Three cheers to L’Entente founder Oliver Woodhead for having arrived at such an apt name for his curiously dainty, all-day- service “British brasserie” near Opéra. An entente is a diplomatic understanding between nations; any understanding, of course, is what British and French cultures have notably failed to acquire of one another over the last thousand years.Read More »L’Entente
While the focus of this cheap and cheerful Japanese franchise is ostensibly the authentic tonkatsu ramen, the real highlight is the gyoza with a thick, crisp, seared crust and a juicy pork filling. The parent restaurant won the Prix du Concours National of Gyoza in Japan in 2004, and the dumplings truly are winners. The dining room is busy and the lines can be long, but the steaming bowls of ramen come out fast and are worth the wait. The counter seating on the bottom floor makes this a nice option for dining alone.
— Catherine Down, September 2015
Many powerful names/brands have come together for this long-awaited opening inside the Passage des Panoramas. The Alajmo family (of the three-starred Le Calendre in Padua) have partnered with David Lanher (Racines, Vivant) to convert an engraving shop into an Italian restaurant. They had some help from designer Philippe Starck, but thankfully not too much. The historically protected space – a series of dimly glowing rooms that date back to the 16th century – is stunning. Read More »Caffè Stern
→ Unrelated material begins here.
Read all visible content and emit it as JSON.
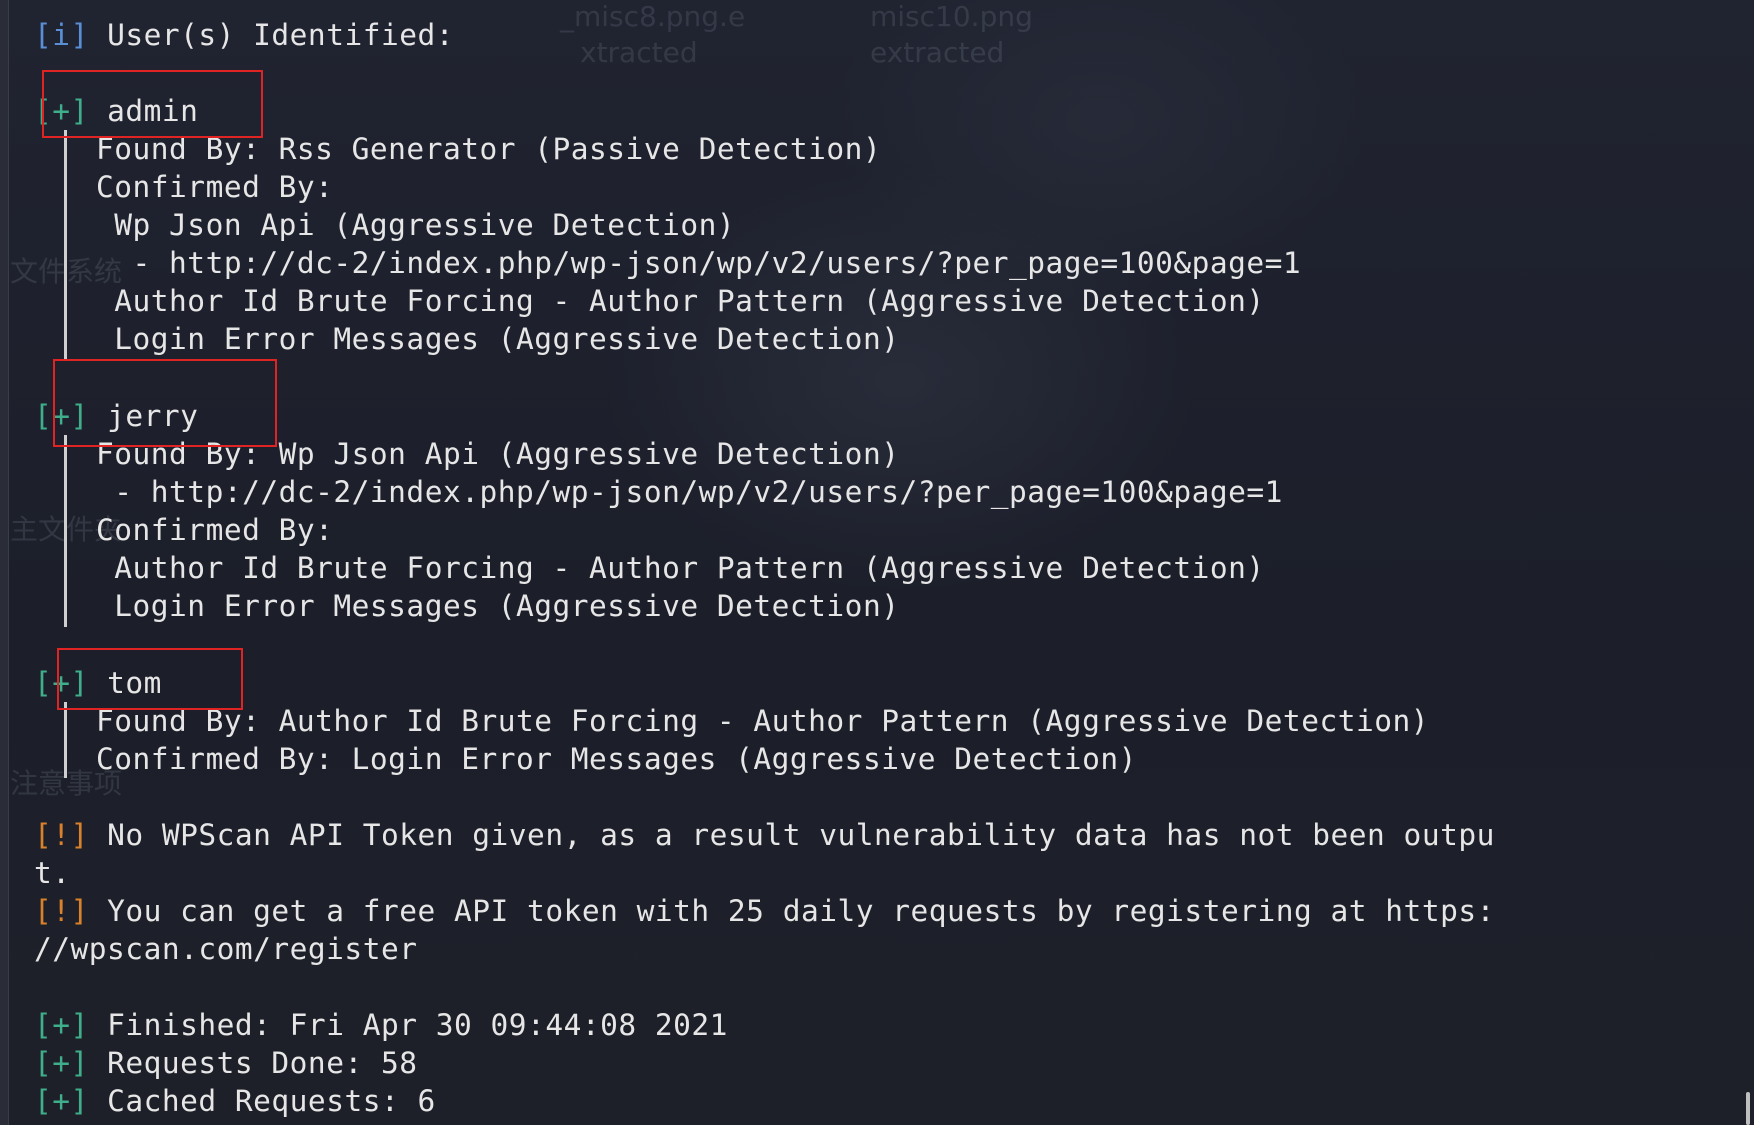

A jewel box merchant in the beautiful Galerie Vivienne, Legrand specializes in the great and worthy of vinous France. Many of the shelves are taken up by wines that would be special occasion bottles for most drinkers, and safe bets for tradition-minded lovers of traditional wines. There are some surprises here and there, but this is not a funky natural wine dive. Prices aren’t exactly the lowest in the city, and the ambient temp runs a bit warm, but the space is majestic.
The store (with tables that spread out into the hallway) doubles as a wine bar/light bites restaurant, offering wine by the glass or off the shelf for a reasonable uncorking fee, and it’s worth noting that of all the many places in Paris that offer the same, Legrand has some of the nicest stemware.
Practical information Address: 8 rue des Capucines, 75002 Nearest transport: Opéra (3, 7, 8), Madeleine (8, 12, 14) Hours: Closed Sunday; Open Monday 8.30am-3.30pm; Open Tuesday-Friday 8.30am-2am; Open Saturday 8.30am-5pm Reservations: Walk-Ins Welcome Telephone: 01 42 61 05 88 Average price for lunch: 20-39€ Average price for dinner: 20-39€ Style of cuisine: Classic French Facebook Book Online Reviews of interest David Lebovitz (2011) “The place is packed full of locals…dim, noisy, and chaotic; you pull up a chair wherever if you… Read More »Le Petit Vendôme
This might be the most pedigreed kebab you’ll ever eat: prepared by Le Chateaubriand alum Frédéric Peneau with meat from butcher Hugo Desnoyer, homemade spelt flatbread, and herbs from Annie Bertin. Veal, lamb, or pork (depending on the day), the kebabs are served with your choice of white sauce (fromage frais and horseradish) or green (a barely spicy, green tomato and pepper sauce). A vegetarian option beyond the fries will be available soon. There aren’t any seats on-site, or even in the immediate vicinity, so be prepared to eat it on the go.